At the felicitation, Panchayet trustee Khojeste Mistree talked about his student days. Kapadia would walk down Narayan Dhabolkar Road in Mumbai, past the Rocky Hill flats, where a number of judges lived, and dream that one day he would progress from being an advocate to becoming a judge and have the honour of living in those very same salubrious surroundings, Parsi Khabar, an online community web site, reported Mistree as saying.
Many years later, when Kapadia became a judge at the Bombay High Court, he always sat in court room number three on the ground floor, which perplexed many because as judges rose in seniority they also moved up the courthouse building. Kapadia revealed the reason why he was fond of the room when he was invited to tea at the Bar just before taking over as the Chief Justice of the Uttaranchal High Court in 2003. Early in his career as a low-grade employee, he used to end up at the Fountain area near the court for work. He didn’t have anywhere to go to spend his lunch break. For three years lunch often used to be a small cone of roasted chana (gram) and courtroom number three was the place to relax because it let in good breeze. A lawyer in Mumbai who was present says that Kapadia recalled how his interest in law was fuelled by the sessions in that courtroom.
Kapadia began his career as a grade four employee with Behramjee Jeejeebhoy where his main job was to deliver case briefs to lawyers. Behramjee Jeejeebhoy was the owner of seven villages in Bombay and had a lot of land revenue as well as a number of land-related disputes to settle.
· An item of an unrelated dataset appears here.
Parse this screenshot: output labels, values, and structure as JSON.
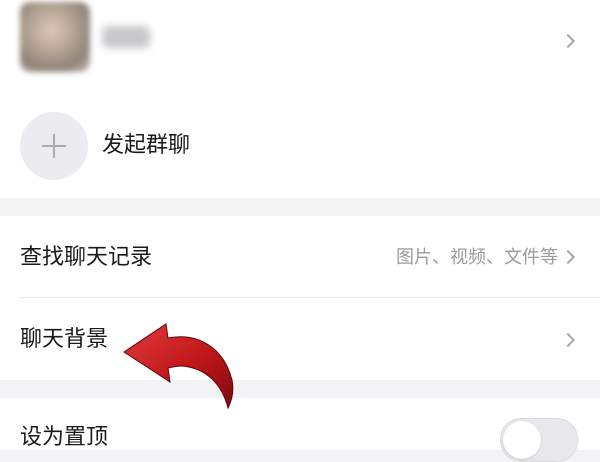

Those cases were handled by Gagrat and Company where a young lawyer, Ratnakar D Sulakhe, used to work.